We had in the past lost a lot. We had lost our land to the Japanese; we had lost, because of that foreign domination, our country, which is to say a home to us, something much more than a mere nation-state. And, above all, we had lost even our names to the Japanese, who had forced us to adopt Japanese names. I would ask you to consider that extraordinary, historically unprecedented chapter in all histories of colonial experiences: a symbolic and quite ritualistic effort on the part of the colonizers, the oppressors, to alter the identity and destroy the self-respect of the colonized, the oppressed.

It was a brazen attempt by the imperial colonizers to erase and obliterate our history and, in the last analysis, our memories, our individual and collective memories. But, of course, it did not work out quite like that, and we have retrieved our names and all that goes with them — but still, we have a lot more that is lost to us, and we have a lot more to retrieve. (Lost Names, xvi)

The proof of life — that is precisely what I am after, what I am in search of, in my remembrance of things lost. That — the proof of life — not of death — is what I am trying to retrieve from among the ruins and shambles of the twisted, distorted, stunted histories of our people in our recent past — to see a light, a glimmer, however faint, of the proof of life in the ashen twilight years of our past lives — so that that proof of life, of the living, will triumph over the withering negation of life, the dead ...

And — a reward for my remembrance of things lost may be not merely to cry out “Never again,” though I suppose one must begin somewhere, but to come to terms with one’s past, with one’s things lost, and to come to peace with oneself and, ultimately, I suppose, with the enigmas of the world — an affirmation of life — yes, as Joseph Conrad would exclaim — a moral victory. (Lost Names, xvii)


Is Lost Names an Autobiography?

Richard E. Kim
10 Facts

  1. Richard Kim grew up in northern Korea prior to and during World War II.
  2. He was from an upper-middle class Christian family.
  3. His family was politically conscious. His father spent years in a Japanese prison because of political activity.
  4. Kim points out that there were both “good” and “bad” Koreans as well as “good” and “bad” Japanese.
  5. The scene where the rubber balls are flattened is autobiographical.
  6. The beating at school is a real incident.
  7. Kim joined the military during the Korean War.
  8. After the war was over, he moved to the United States in 1954.
  9. His immediate family, including his grandparents, were very fortunate: they fled to the South as refugees. His relatives who stayed in North Korea, especially those on his mother’s side, died. Eventually, the rest of his family emigrated to the United States.
  10. Kim was very close to his father and regarded him to be “almost a saint.”
(modified from koreasociety.org...)
I wrote the book as a work of fiction — and there is no question that it is fiction if one examines its literary techniques. But most readers seem to view it as an autobiography, a memoir. In short, they seem to accept that the young boy, the first-person narrator, is the author himself and that Lost Names is therefore a “real” story. Perhaps I should have included a disclaimer: all the characters and events described in this book are real, but everything else is fiction. ... However, in the last analysis, I do believe there is neither pure “nonfiction” autobiography or memoir, nor pure “fiction” fiction. Let readers, then take Lost Names for whatever they would like it to be. (Lost Names, 197-8)
How might the Korean War have
shaped Kim’s Perspective on Han?
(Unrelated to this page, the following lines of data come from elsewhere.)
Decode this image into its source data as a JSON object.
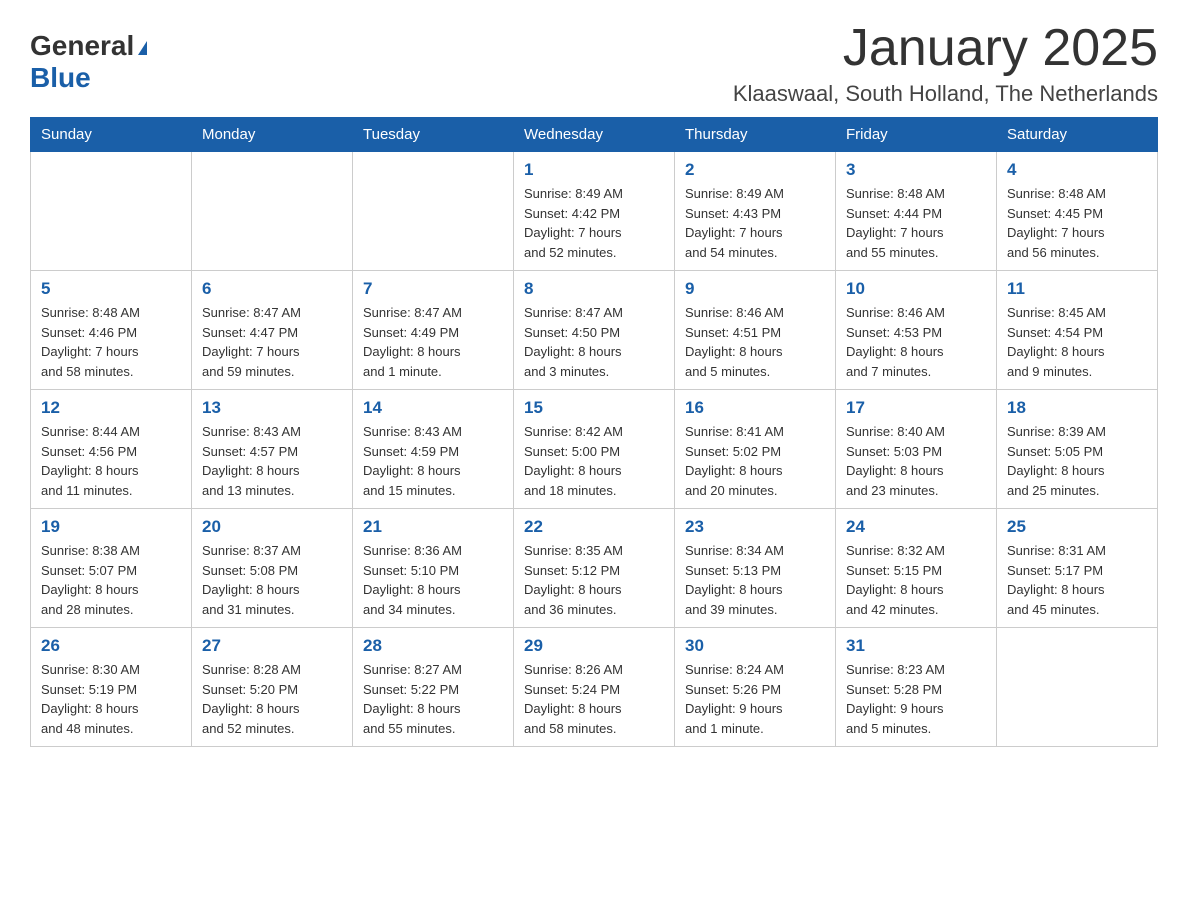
{
  "logo": {
    "general": "General",
    "blue": "Blue",
    "triangle": "▲"
  },
  "header": {
    "month_title": "January 2025",
    "location": "Klaaswaal, South Holland, The Netherlands"
  },
  "weekdays": [
    "Sunday",
    "Monday",
    "Tuesday",
    "Wednesday",
    "Thursday",
    "Friday",
    "Saturday"
  ],
  "weeks": [
    [
      {
        "day": "",
        "info": ""
      },
      {
        "day": "",
        "info": ""
      },
      {
        "day": "",
        "info": ""
      },
      {
        "day": "1",
        "info": "Sunrise: 8:49 AM\nSunset: 4:42 PM\nDaylight: 7 hours\nand 52 minutes."
      },
      {
        "day": "2",
        "info": "Sunrise: 8:49 AM\nSunset: 4:43 PM\nDaylight: 7 hours\nand 54 minutes."
      },
      {
        "day": "3",
        "info": "Sunrise: 8:48 AM\nSunset: 4:44 PM\nDaylight: 7 hours\nand 55 minutes."
      },
      {
        "day": "4",
        "info": "Sunrise: 8:48 AM\nSunset: 4:45 PM\nDaylight: 7 hours\nand 56 minutes."
      }
    ],
    [
      {
        "day": "5",
        "info": "Sunrise: 8:48 AM\nSunset: 4:46 PM\nDaylight: 7 hours\nand 58 minutes."
      },
      {
        "day": "6",
        "info": "Sunrise: 8:47 AM\nSunset: 4:47 PM\nDaylight: 7 hours\nand 59 minutes."
      },
      {
        "day": "7",
        "info": "Sunrise: 8:47 AM\nSunset: 4:49 PM\nDaylight: 8 hours\nand 1 minute."
      },
      {
        "day": "8",
        "info": "Sunrise: 8:47 AM\nSunset: 4:50 PM\nDaylight: 8 hours\nand 3 minutes."
      },
      {
        "day": "9",
        "info": "Sunrise: 8:46 AM\nSunset: 4:51 PM\nDaylight: 8 hours\nand 5 minutes."
      },
      {
        "day": "10",
        "info": "Sunrise: 8:46 AM\nSunset: 4:53 PM\nDaylight: 8 hours\nand 7 minutes."
      },
      {
        "day": "11",
        "info": "Sunrise: 8:45 AM\nSunset: 4:54 PM\nDaylight: 8 hours\nand 9 minutes."
      }
    ],
    [
      {
        "day": "12",
        "info": "Sunrise: 8:44 AM\nSunset: 4:56 PM\nDaylight: 8 hours\nand 11 minutes."
      },
      {
        "day": "13",
        "info": "Sunrise: 8:43 AM\nSunset: 4:57 PM\nDaylight: 8 hours\nand 13 minutes."
      },
      {
        "day": "14",
        "info": "Sunrise: 8:43 AM\nSunset: 4:59 PM\nDaylight: 8 hours\nand 15 minutes."
      },
      {
        "day": "15",
        "info": "Sunrise: 8:42 AM\nSunset: 5:00 PM\nDaylight: 8 hours\nand 18 minutes."
      },
      {
        "day": "16",
        "info": "Sunrise: 8:41 AM\nSunset: 5:02 PM\nDaylight: 8 hours\nand 20 minutes."
      },
      {
        "day": "17",
        "info": "Sunrise: 8:40 AM\nSunset: 5:03 PM\nDaylight: 8 hours\nand 23 minutes."
      },
      {
        "day": "18",
        "info": "Sunrise: 8:39 AM\nSunset: 5:05 PM\nDaylight: 8 hours\nand 25 minutes."
      }
    ],
    [
      {
        "day": "19",
        "info": "Sunrise: 8:38 AM\nSunset: 5:07 PM\nDaylight: 8 hours\nand 28 minutes."
      },
      {
        "day": "20",
        "info": "Sunrise: 8:37 AM\nSunset: 5:08 PM\nDaylight: 8 hours\nand 31 minutes."
      },
      {
        "day": "21",
        "info": "Sunrise: 8:36 AM\nSunset: 5:10 PM\nDaylight: 8 hours\nand 34 minutes."
      },
      {
        "day": "22",
        "info": "Sunrise: 8:35 AM\nSunset: 5:12 PM\nDaylight: 8 hours\nand 36 minutes."
      },
      {
        "day": "23",
        "info": "Sunrise: 8:34 AM\nSunset: 5:13 PM\nDaylight: 8 hours\nand 39 minutes."
      },
      {
        "day": "24",
        "info": "Sunrise: 8:32 AM\nSunset: 5:15 PM\nDaylight: 8 hours\nand 42 minutes."
      },
      {
        "day": "25",
        "info": "Sunrise: 8:31 AM\nSunset: 5:17 PM\nDaylight: 8 hours\nand 45 minutes."
      }
    ],
    [
      {
        "day": "26",
        "info": "Sunrise: 8:30 AM\nSunset: 5:19 PM\nDaylight: 8 hours\nand 48 minutes."
      },
      {
        "day": "27",
        "info": "Sunrise: 8:28 AM\nSunset: 5:20 PM\nDaylight: 8 hours\nand 52 minutes."
      },
      {
        "day": "28",
        "info": "Sunrise: 8:27 AM\nSunset: 5:22 PM\nDaylight: 8 hours\nand 55 minutes."
      },
      {
        "day": "29",
        "info": "Sunrise: 8:26 AM\nSunset: 5:24 PM\nDaylight: 8 hours\nand 58 minutes."
      },
      {
        "day": "30",
        "info": "Sunrise: 8:24 AM\nSunset: 5:26 PM\nDaylight: 9 hours\nand 1 minute."
      },
      {
        "day": "31",
        "info": "Sunrise: 8:23 AM\nSunset: 5:28 PM\nDaylight: 9 hours\nand 5 minutes."
      },
      {
        "day": "",
        "info": ""
      }
    ]
  ]
}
Why does the narrator save the Japanese priest and his wife at the end of the book?